Right now, I’m just focusing on high-protein and low to moderate amount of carbs (between 100 and 150 grams vs close to 300 grams when I’m training) and a lot of rest. The wound is healing up pretty well. I’m happy with the tissue development and the way I’ve been disciplined about it overall. I know people tend to get a little carried away post surgery but I can’t let that happen.

Training is a priority for me. I’ve already missed so many days and missing out on a few more (if I end up aggravating the wound/healing process) wouldn’t be a pleasant experience.

Besides ample rest, I’ve observed weight loss out of the blue. I was expecting to gain weight. One of the reasons could be that I have defaulted to my usual diet — slow carb — and am quite enjoying it, particularly considering how hard it can be for Indians. Swapping out bread and rice for just lentils, mixed veggies and meat is well, insane. But honestly, it’s way simpler for me to do so while I’m not training.

And remember, slow carb isn’t a low carb or high-fat diet. I see them a fad diets (because they are) that benefit you over the short term but hurt you more over the horizon. The body needs a healthy dose of macronutrients. And I get enough carbs from the slow carb (100-150 grams compared to 0-30 grams in a low carb or high-fat diet like the keto diet), keeping me satiated and healthy.

It’s not for everyone but I certainly find it much easier to follow and adopt it as part of my “usual” diet. In fact, from 2010 to 2014, I adhered to slow carb to the core. And it was so freaking hard for me to include carbs in my diet. I did it eventually because my training started to suffer.

While there’s no way of knowing if switching to my default diet is speeding up recovery or benefiting the whole process, but I’m happy overall.

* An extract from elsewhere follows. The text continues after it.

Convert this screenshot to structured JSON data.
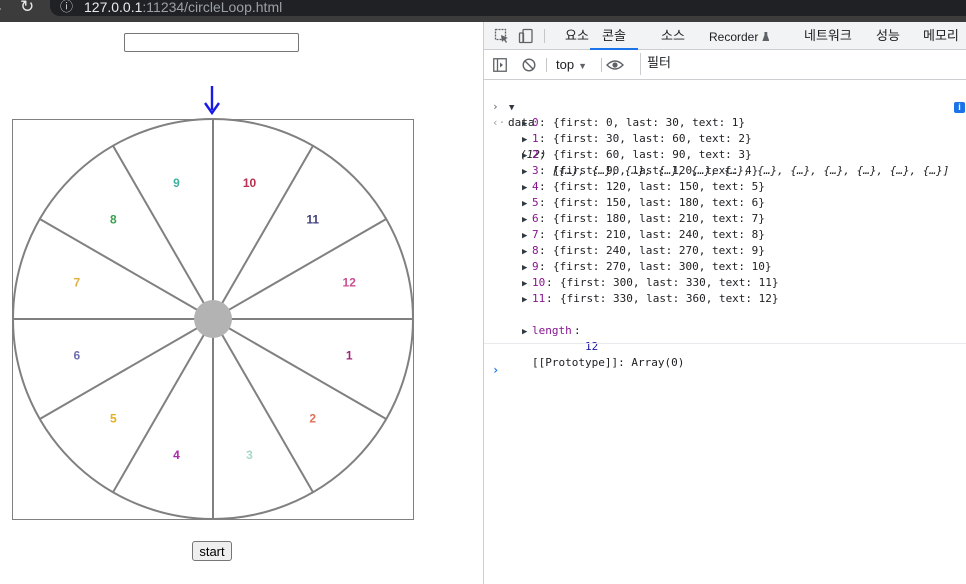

The principle at work is pretty simple — focus on a strategy that works over the long haul and things would fall back in place. There’s only so much you can do by avoiding macronutrients. They’re labeled as “macronutrients” for a reason. Respect that and everything else would be just fine.